Many retirees depend on Social Security benefits or other government-sponsored retirement benefits as a primary source of retirement funds, using it to pay for everything from rent to groceries. It might come as a surprise to some retirees when they have to pay state and/or federal income taxes on the benefits they receive.
Obviously, paying taxes on your retirement benefits reduces the amount of money you have to live on. Knowing if and how your benefits may be taxed will help you plan your retirement budget.
What Might Be Taxed?
You have to pay income tax on two main types of government-sponsored retirement benefits:
- Social Security benefits, including monthly retirement, survivor, and disability benefits. It doesn't include Supplemental Security Income (SSI) payments, which aren't taxable
- Tier 1 Railroad Retirement benefits. These are part of the benefits a railroad employee would've been entitled to under the Social Security system. These benefits are commonly called the "Social Security Equivalent Benefit (SSEB) portion of Tier 1 benefits"
If you receive these benefits, you'll get a Form SSA-1099 (Social Security Benefit Statement) or a Form RRB-1099 (Payments by the Railroad Retirement Board). These forms tell you exactly how much money you received in benefits so you can complete your income tax forms.
How Benefits Are Taxed
The federal tax code sets out how much of your Social Security and Tier 1 benefits, if any, are taxable. A three-level system based on your modified adjusted gross income (MAGI) is used.
What's your MAGI? Your adjusted gross income (AGI) is all of your income, such as wages, salary, and interest you get from bank accounts, minus certain deductions, like contributions you make to a retirement account. Your MAGI is your AGI:
- Minus various other deductions, like student loan interest and some tuition expenses

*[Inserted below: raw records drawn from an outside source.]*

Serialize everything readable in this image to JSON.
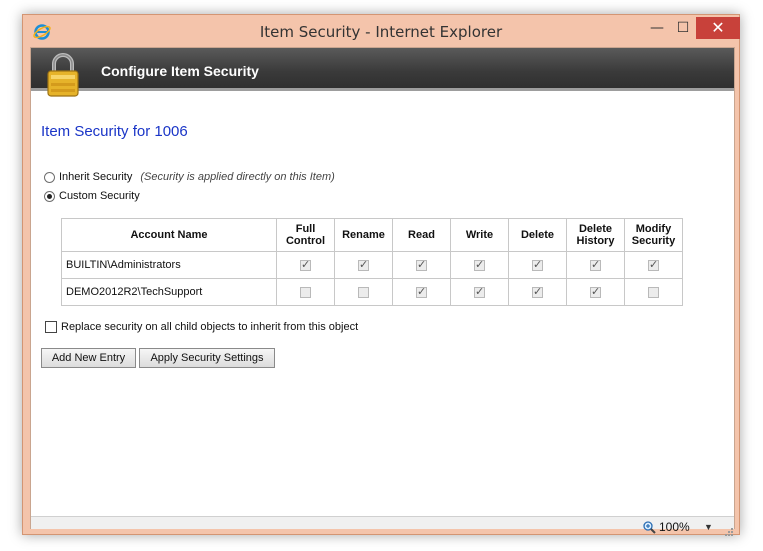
{
  "window": {
    "title": "Item Security - Internet Explorer",
    "minimize": "—",
    "maximize": "☐",
    "close": "✕"
  },
  "banner": {
    "title": "Configure Item Security"
  },
  "page": {
    "heading": "Item Security for 1006"
  },
  "options": {
    "inherit_label": "Inherit Security",
    "inherit_note": "(Security is applied directly on this Item)",
    "custom_label": "Custom Security",
    "selected": "custom"
  },
  "table": {
    "headers": [
      {
        "line1": "Account Name",
        "line2": ""
      },
      {
        "line1": "Full",
        "line2": "Control"
      },
      {
        "line1": "Rename",
        "line2": ""
      },
      {
        "line1": "Read",
        "line2": ""
      },
      {
        "line1": "Write",
        "line2": ""
      },
      {
        "line1": "Delete",
        "line2": ""
      },
      {
        "line1": "Delete",
        "line2": "History"
      },
      {
        "line1": "Modify",
        "line2": "Security"
      }
    ],
    "rows": [
      {
        "account": "BUILTIN\\Administrators",
        "perms": [
          true,
          true,
          true,
          true,
          true,
          true,
          true
        ]
      },
      {
        "account": "DEMO2012R2\\TechSupport",
        "perms": [
          false,
          false,
          true,
          true,
          true,
          true,
          false
        ]
      }
    ]
  },
  "replace": {
    "label": "Replace security on all child objects to inherit from this object",
    "checked": false
  },
  "buttons": {
    "add": "Add New Entry",
    "apply": "Apply Security Settings"
  },
  "status": {
    "zoom": "100%"
  },
  "colors": {
    "heading": "#1a35c7",
    "close": "#c8413a",
    "banner": "#3a3a3a"
  }
}
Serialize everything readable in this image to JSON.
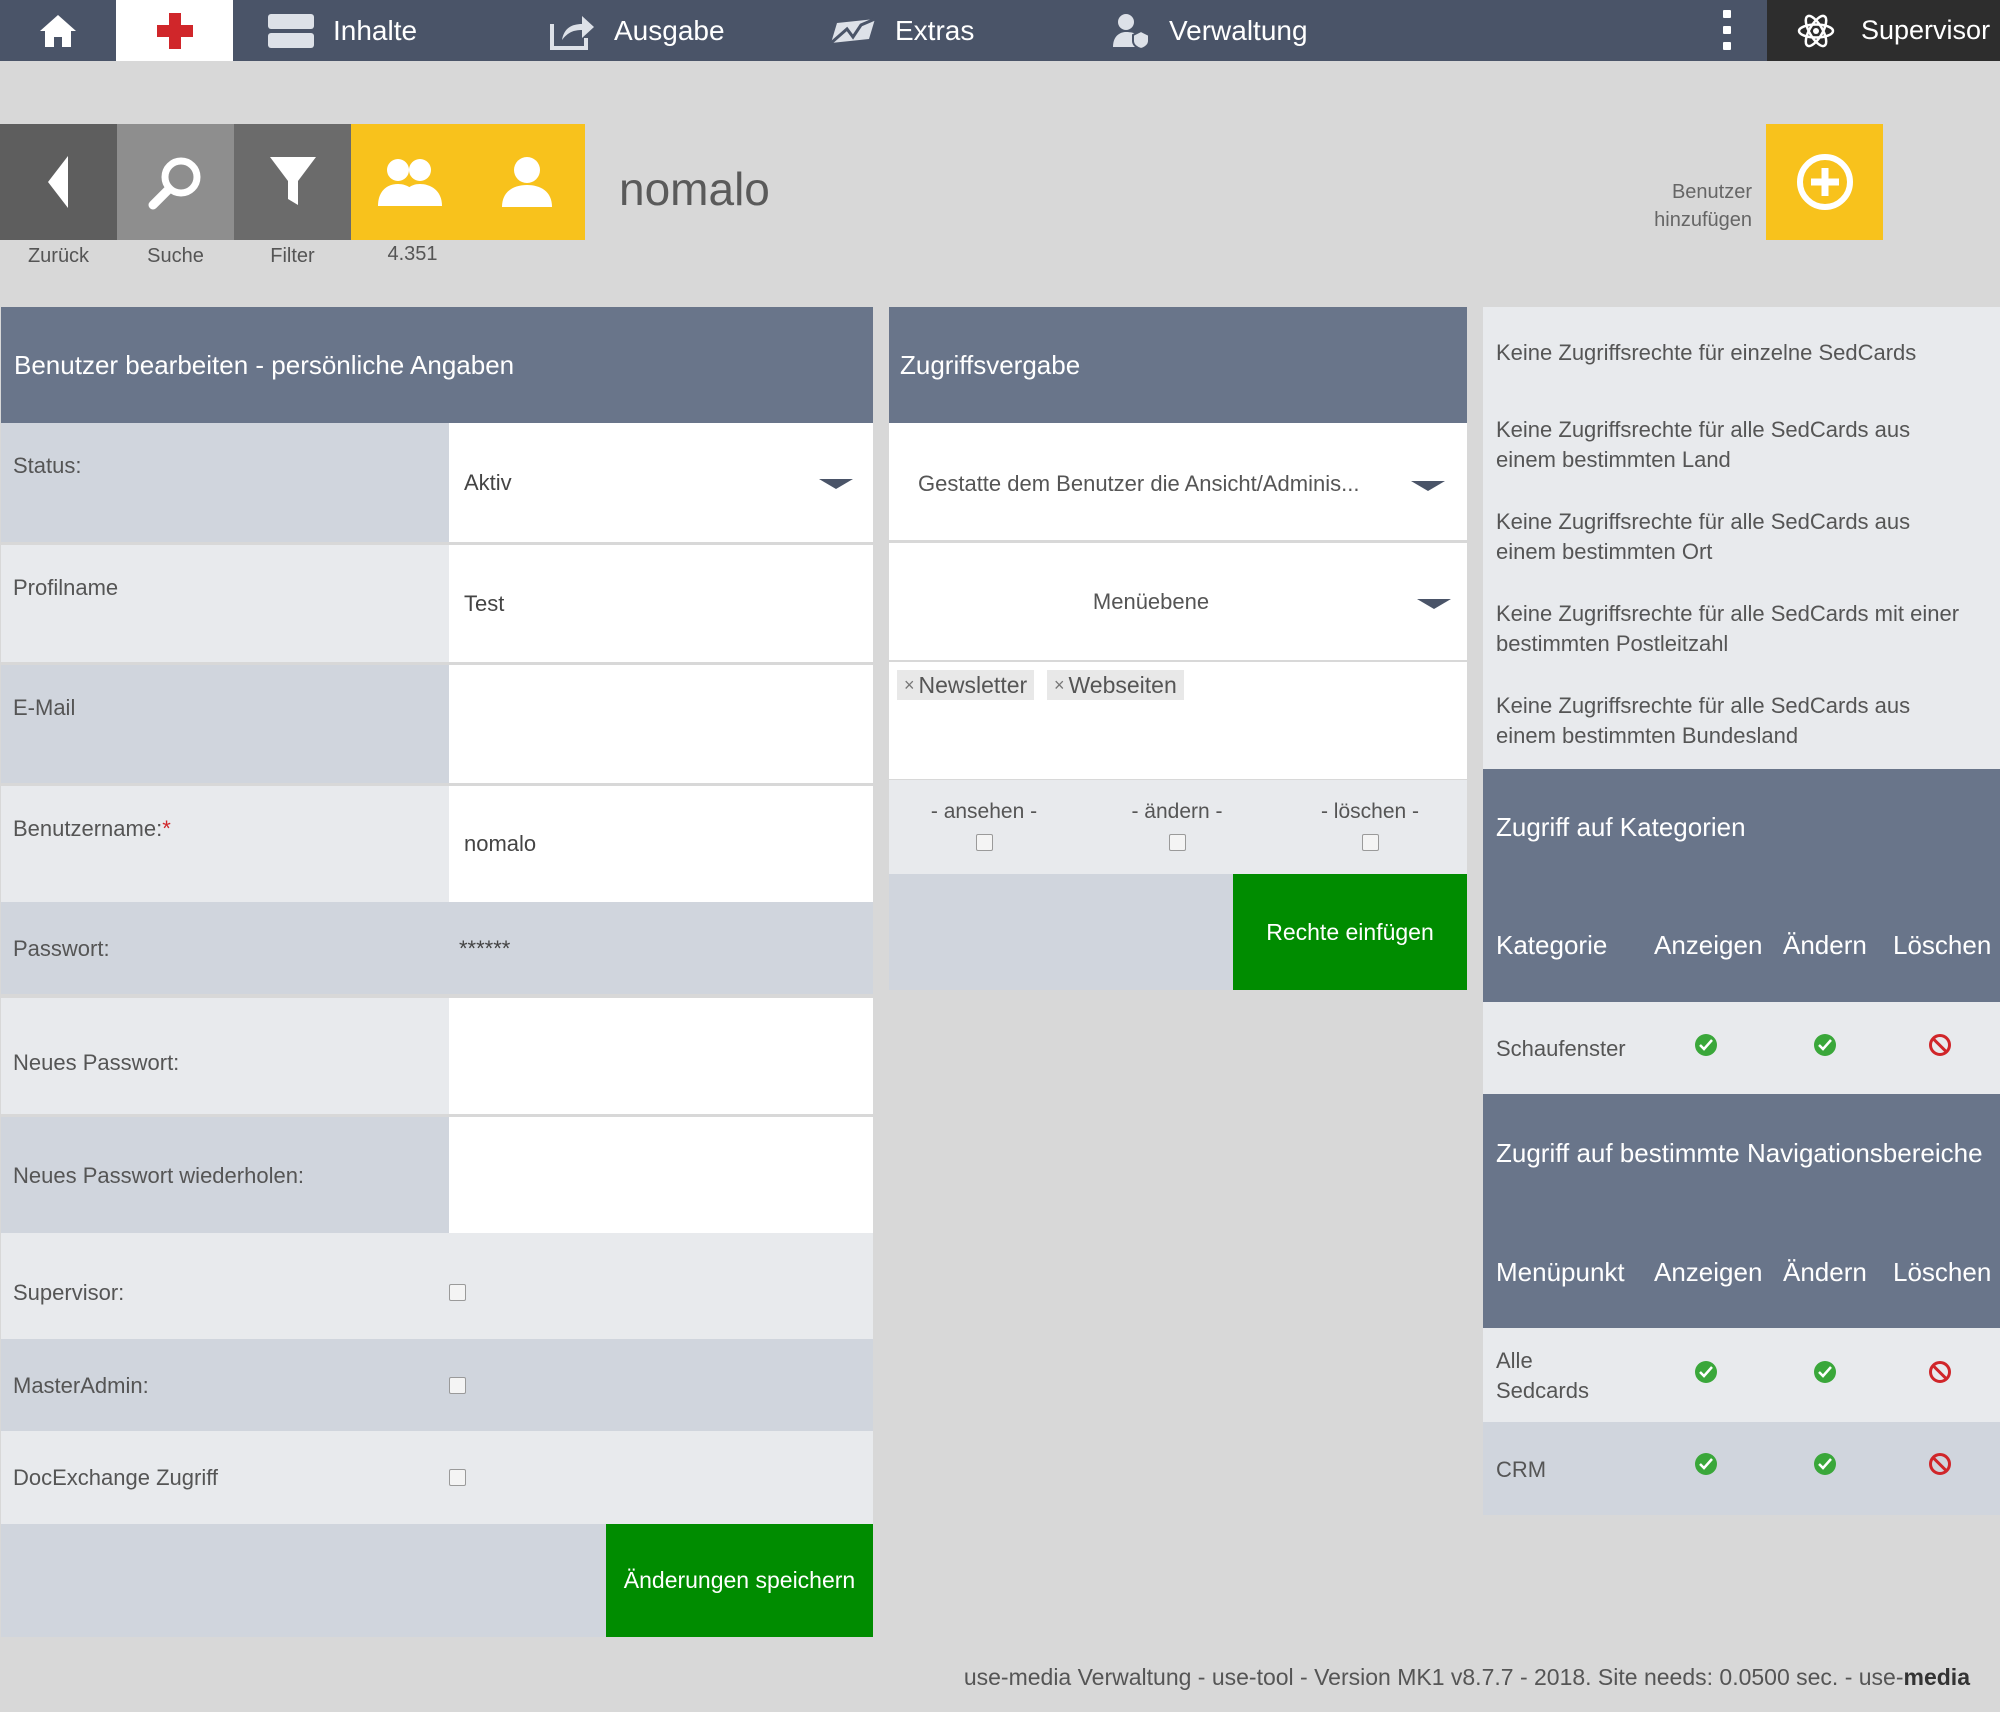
{
  "topnav": {
    "inhalte": "Inhalte",
    "ausgabe": "Ausgabe",
    "extras": "Extras",
    "verwaltung": "Verwaltung",
    "supervisor": "Supervisor"
  },
  "toolbar": {
    "back": "Zurück",
    "search": "Suche",
    "filter": "Filter",
    "count": "4.351"
  },
  "page_title": "nomalo",
  "add_user": {
    "line1": "Benutzer",
    "line2": "hinzufügen"
  },
  "form": {
    "header": "Benutzer bearbeiten - persönliche Angaben",
    "status_label": "Status:",
    "status_value": "Aktiv",
    "profilname_label": "Profilname",
    "profilname_value": "Test",
    "email_label": "E-Mail",
    "email_value": "",
    "username_label": "Benutzername:",
    "username_required": "*",
    "username_value": "nomalo",
    "password_label": "Passwort:",
    "password_value": "******",
    "new_password_label": "Neues Passwort:",
    "repeat_password_label": "Neues Passwort wiederholen:",
    "supervisor_label": "Supervisor:",
    "masteradmin_label": "MasterAdmin:",
    "docexchange_label": "DocExchange Zugriff",
    "save_label": "Änderungen speichern"
  },
  "access": {
    "header": "Zugriffsvergabe",
    "select_value": "Gestatte dem Benutzer die Ansicht/Adminis...",
    "level_value": "Menüebene",
    "tags": [
      "Newsletter",
      "Webseiten"
    ],
    "view": "- ansehen -",
    "change": "- ändern -",
    "delete": "- löschen -",
    "insert_label": "Rechte einfügen"
  },
  "info": {
    "l1": "Keine Zugriffsrechte für einzelne SedCards",
    "l2a": "Keine Zugriffsrechte für alle SedCards aus",
    "l2b": "einem bestimmten Land",
    "l3a": "Keine Zugriffsrechte für alle SedCards aus",
    "l3b": "einem bestimmten Ort",
    "l4a": "Keine Zugriffsrechte für alle SedCards mit einer",
    "l4b": "bestimmten Postleitzahl",
    "l5a": "Keine Zugriffsrechte für alle SedCards aus",
    "l5b": "einem bestimmten Bundesland"
  },
  "categories": {
    "header": "Zugriff auf Kategorien",
    "col_name": "Kategorie",
    "col_view": "Anzeigen",
    "col_change": "Ändern",
    "col_delete": "Löschen",
    "row1": "Schaufenster"
  },
  "nav_areas": {
    "header": "Zugriff auf bestimmte Navigationsbereiche",
    "col_name": "Menüpunkt",
    "col_view": "Anzeigen",
    "col_change": "Ändern",
    "col_delete": "Löschen",
    "row1a": "Alle",
    "row1b": "Sedcards",
    "row2": "CRM"
  },
  "footer": {
    "text": "use-media Verwaltung - use-tool - Version MK1 v8.7.7 - 2018. Site needs: 0.0500 sec. - use-",
    "brand": "media"
  },
  "colors": {
    "nav_bg": "#4a5468",
    "header_bg": "#69758a",
    "accent_yellow": "#f8c21c",
    "success_green": "#008c00",
    "deny_red": "#d0262a"
  }
}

- Plus any foreign earned income exclusion, which might apply if you live in and earn income in another country, and tax exempt interest, which usually is interest you get on state or local government bonds
The Three Levels
Low income taxpayers. If your MAGI plus half of your benefits are below a certain base amount, you don't have to report any of your Social Security or Tier 1 benefits. For married taxpayers filing jointly, the base amount is $32,000. For married couples who live together and file separately, the base amount is $0. For all other taxpayers it is $25,000.
For example, you're 67 years old and received $10,000 of Social Security benefits in 2010. You also earned $12,000 from a part-time job, and you have $3,000 of taxable interest and $2,500 of tax-exempt interest. Here, your MAGI is $17,500 ($12,000 + $3,000 + $2,500). None of your benefits are taxable because your MAGI plus half of your Social Security benefits ($22,500) is less than $25,000.
Middle income taxpayers. If you're in this level, you may have to include up to 50 percent of your benefits in gross income. If your MAGI plus half of your benefits is more than the base amount, you have to report the lesser of:
- 50 percent of the benefits you received, or
- 50 percent of the excess of MAGI plus 50 percent of Social Security benefits over the base amount
For example, you and your wife are both 68 and file jointly. You each receive $15,000 of Social Security benefits. You earn $16,000 from a part-time job, and you have $6,000 of taxable interest. On your joint return, you report $2,500 of benefits in gross income, because:
- 50 percent of the excess of MAGI plus 50 percent of benefits over the base amount, or ($16,000 + $6,000 + ($30,000 x 50 percent)) - $32,000 = $5,000 x 50 percent = $2,500, is less than
- 50 percent of your benefits, or $30,000 x 50 percent = $15,000
High income taxpayers. Here you may have to report up to 85 percent of your benefits as gross income. If your MAGI plus half of your benefits go above an adjusted base amount, you have to report the lesser of:
- 85 percent of the benefits received, or
- The sum of: (1) 85 percent x (MAGI + one-half of your benefits) minus the elevated base amount, plus (2) the lesser of (a) the amounts calculated by a "middle income taxpayer" or (b) $9,000, or $12,000 if you file jointly, for 2010
There are three adjusted base amounts:
- $44,000 for married taxpayers filing jointly
- $0 for married couples who live together but file separately
- $34,000 for all other taxpayers
Also, 85 percent of your benefits may be taxable if you're married filing separately and you lived with your spouse during the tax year.
Get It Right
You don't want to pay taxes you're not required to pay, and you don't want to risk having to pay a penalty for not paying taxes you owe. If you receive Social Security or Tier 1 benefits, look carefully at the IRS instructions, and if you still have questions, be sure to talk to a professional tax preparer or a tax lawyer before you file.
Questions for Your Attorney
- I get Social Security retirement benefits and my spouse gets Tier 1 benefits. Should we file jointly?
- Should I take monthly payments of Tier 1 benefits or a lump sum payment of the benefits?
- Can I work out a payment plan instead of paying the taxes on my Social Security benefits all at once?